Yet, over the last 10 years or so, technology has changed perceptions of where the risk lies, enabling highly-skilled newcomers to transform sectors and challenge the incumbents. Challenger companies such as Secret Escapes, Zoopla and Swoon Editions – which Octopus has backed through its own institutional Funds – have changed the way customers book travel, find new homes and purchase furniture. Secret Escapes, for example, brings luxury, discounted holidays to subscribers at the click of a button. Compare this business with a travel brand with a longer heritage, say Thomas Cook; the risk comparison is no longer black and white in favour of the incumbent.

In many cases, technological developments and the quality of entrepreneurs behind these companies make the challengers look less risky than incumbents. The investment case for tech-related start-ups in particular is becoming hard for pension funds to ignore.

Secondly, in the past, the scale of European Venture Capital funds was generally too small for pension funds to pursue. Administratively the hassle of allocating 10% of capital to a Venture Capital Fund, for example, was off-putting.
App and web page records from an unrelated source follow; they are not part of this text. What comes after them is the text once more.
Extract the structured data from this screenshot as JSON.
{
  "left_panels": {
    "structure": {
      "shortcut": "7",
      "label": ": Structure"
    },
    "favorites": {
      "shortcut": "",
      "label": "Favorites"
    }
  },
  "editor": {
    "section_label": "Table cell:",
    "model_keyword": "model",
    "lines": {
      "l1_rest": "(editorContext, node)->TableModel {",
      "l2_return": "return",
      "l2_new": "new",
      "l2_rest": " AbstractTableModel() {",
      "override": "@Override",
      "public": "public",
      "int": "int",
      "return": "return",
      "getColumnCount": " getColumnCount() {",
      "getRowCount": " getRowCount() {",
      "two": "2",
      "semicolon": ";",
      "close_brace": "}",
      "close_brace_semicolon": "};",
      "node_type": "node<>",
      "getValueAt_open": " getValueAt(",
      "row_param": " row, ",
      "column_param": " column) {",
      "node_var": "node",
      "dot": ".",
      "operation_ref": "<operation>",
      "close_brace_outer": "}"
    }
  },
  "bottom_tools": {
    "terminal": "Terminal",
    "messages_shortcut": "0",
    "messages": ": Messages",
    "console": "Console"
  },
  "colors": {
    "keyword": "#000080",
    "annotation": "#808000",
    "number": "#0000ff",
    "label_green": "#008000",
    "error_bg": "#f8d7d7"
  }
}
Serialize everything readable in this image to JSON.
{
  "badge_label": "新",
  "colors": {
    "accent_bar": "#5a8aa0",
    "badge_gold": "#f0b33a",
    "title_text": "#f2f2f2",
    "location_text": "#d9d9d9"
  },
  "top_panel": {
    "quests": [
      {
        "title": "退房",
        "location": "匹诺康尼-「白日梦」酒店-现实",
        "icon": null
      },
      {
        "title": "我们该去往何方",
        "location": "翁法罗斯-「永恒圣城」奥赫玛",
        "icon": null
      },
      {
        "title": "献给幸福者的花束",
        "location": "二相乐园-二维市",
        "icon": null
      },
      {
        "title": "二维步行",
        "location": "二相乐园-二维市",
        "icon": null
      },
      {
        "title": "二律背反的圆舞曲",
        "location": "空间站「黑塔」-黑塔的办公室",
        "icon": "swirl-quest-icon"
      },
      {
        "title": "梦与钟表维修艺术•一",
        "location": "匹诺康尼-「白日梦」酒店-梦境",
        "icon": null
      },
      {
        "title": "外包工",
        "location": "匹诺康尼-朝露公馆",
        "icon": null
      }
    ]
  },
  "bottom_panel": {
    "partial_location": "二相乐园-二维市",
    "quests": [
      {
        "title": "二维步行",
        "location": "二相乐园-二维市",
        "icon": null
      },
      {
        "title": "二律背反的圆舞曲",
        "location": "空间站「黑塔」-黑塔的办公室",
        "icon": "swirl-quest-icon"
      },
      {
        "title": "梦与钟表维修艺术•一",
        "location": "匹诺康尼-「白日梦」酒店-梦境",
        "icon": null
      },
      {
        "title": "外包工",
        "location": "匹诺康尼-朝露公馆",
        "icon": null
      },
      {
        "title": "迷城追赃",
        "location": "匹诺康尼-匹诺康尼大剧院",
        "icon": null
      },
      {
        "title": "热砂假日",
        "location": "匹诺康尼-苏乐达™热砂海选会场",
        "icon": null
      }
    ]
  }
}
As European Venture Capital Funds continue to grow in scale there will be more opportunities for pension funds to allocate a meaningful sum.

Lastly, set allocation pots can limit pension funds’ ability to be creative with their investments. Venture Capital does not sit comfortably within set “fixed income” or “equity” allocations. Venture Capital is now on the radar of investment committees who we expect to increasingly rethink and redesign their allocation boundaries to incorporate Venture in future.

The US has proven that pension fund investment in Venture is a win-win. As the European Venture market comes of age, pension funds across Europe should follow the US’ lead.

In the Brexit environment, the UK in particular would be wise to look after its HGSBs. As some of the most productive businesses in the UK, creating an additional 2 months of economic output per year compared to the average UK business, HGSBs will be central to economic growth in a post-Brexit world.

By adding these companies to their investment portfolios, pension funds can ensure HGSBs get the funding they need, while accessing the potential for long-term returns.

For journalists in their professional capacity only. The value of an investment, and any income from it, can fall as well as rise. Investors may not get back the full amount they invest. Personal opinions may change and should not be seen as advice or a recommendation. We do not offer investment or tax advice. We recommend investors seek professional advice before deciding to invest. Issued by Octopus Investments Limited, which is authorised and regulated by the Financial Conduct Authority. Registered office: 33 Holborn, London, EC1N 2HT. Registered in England and Wales No. 03942880. Issued: May 2018.